• PROVIDED INFORMATION
------------

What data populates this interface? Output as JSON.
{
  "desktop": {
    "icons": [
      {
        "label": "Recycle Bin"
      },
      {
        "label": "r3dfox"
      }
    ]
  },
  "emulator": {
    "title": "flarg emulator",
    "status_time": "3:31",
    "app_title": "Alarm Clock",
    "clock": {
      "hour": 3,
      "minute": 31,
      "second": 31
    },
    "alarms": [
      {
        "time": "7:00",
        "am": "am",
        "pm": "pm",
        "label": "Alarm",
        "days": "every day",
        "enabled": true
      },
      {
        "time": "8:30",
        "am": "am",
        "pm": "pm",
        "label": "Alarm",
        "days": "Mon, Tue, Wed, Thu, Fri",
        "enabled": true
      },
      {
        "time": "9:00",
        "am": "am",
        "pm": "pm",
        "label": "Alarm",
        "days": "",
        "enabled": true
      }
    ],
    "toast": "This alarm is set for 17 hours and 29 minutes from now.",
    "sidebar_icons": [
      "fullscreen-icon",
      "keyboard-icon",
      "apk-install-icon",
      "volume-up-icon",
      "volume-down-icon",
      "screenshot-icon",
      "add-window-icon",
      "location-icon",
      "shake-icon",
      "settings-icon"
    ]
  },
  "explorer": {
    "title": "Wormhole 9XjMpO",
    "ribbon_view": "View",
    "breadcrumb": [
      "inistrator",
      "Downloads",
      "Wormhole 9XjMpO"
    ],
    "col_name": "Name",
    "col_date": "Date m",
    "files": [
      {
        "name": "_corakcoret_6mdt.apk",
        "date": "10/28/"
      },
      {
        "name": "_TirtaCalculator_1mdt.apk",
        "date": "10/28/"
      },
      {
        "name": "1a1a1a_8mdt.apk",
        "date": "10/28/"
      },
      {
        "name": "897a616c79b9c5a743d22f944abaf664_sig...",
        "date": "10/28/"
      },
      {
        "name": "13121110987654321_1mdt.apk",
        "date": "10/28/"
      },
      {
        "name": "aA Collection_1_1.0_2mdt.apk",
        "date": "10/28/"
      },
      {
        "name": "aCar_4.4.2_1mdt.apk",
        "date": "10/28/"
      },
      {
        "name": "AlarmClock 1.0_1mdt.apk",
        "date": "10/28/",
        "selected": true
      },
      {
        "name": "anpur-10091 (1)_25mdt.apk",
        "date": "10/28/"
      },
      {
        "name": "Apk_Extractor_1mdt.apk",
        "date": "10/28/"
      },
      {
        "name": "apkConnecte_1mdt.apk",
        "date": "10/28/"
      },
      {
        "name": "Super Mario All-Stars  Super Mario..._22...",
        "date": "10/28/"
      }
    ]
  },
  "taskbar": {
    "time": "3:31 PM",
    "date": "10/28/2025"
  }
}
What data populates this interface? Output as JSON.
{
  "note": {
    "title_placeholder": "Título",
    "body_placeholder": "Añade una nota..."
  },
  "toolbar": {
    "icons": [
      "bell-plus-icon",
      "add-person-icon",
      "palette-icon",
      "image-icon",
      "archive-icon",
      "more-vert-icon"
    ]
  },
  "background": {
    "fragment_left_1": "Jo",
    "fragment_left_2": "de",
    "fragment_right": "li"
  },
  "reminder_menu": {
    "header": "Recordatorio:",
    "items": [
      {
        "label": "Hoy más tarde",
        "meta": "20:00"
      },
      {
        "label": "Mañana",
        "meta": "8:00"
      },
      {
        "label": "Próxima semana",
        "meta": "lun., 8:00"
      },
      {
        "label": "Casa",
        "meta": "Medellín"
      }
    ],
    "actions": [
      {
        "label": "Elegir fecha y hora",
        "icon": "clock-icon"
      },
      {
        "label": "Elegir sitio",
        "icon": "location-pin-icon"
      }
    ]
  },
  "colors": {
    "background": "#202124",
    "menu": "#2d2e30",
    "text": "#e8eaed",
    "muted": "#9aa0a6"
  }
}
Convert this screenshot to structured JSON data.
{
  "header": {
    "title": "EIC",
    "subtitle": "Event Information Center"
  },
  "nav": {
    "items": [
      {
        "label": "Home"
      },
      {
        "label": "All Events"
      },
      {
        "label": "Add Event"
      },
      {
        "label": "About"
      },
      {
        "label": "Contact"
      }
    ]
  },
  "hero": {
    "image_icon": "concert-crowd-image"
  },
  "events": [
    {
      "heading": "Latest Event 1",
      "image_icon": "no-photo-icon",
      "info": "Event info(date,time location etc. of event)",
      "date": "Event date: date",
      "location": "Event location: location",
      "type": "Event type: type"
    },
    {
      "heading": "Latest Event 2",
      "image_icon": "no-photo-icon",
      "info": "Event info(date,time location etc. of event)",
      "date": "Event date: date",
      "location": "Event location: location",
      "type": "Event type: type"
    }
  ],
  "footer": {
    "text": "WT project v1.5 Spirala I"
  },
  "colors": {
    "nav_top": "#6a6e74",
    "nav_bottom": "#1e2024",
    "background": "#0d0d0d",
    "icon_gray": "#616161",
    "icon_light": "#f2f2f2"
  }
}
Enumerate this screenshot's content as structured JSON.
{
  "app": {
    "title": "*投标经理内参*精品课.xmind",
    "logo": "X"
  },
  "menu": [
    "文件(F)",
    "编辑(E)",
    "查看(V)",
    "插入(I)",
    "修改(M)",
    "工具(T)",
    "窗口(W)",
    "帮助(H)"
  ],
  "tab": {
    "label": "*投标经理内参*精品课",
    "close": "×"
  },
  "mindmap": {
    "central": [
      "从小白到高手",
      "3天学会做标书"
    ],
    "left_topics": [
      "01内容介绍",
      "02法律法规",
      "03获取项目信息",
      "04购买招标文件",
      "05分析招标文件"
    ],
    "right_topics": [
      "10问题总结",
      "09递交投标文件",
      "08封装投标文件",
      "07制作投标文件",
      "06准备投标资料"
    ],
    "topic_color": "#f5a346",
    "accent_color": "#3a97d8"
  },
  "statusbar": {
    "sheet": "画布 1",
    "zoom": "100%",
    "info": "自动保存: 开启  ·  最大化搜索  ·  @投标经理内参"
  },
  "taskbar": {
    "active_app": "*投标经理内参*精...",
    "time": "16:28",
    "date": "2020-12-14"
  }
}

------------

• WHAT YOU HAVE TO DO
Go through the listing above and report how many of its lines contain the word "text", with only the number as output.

• TASK ANSWER
2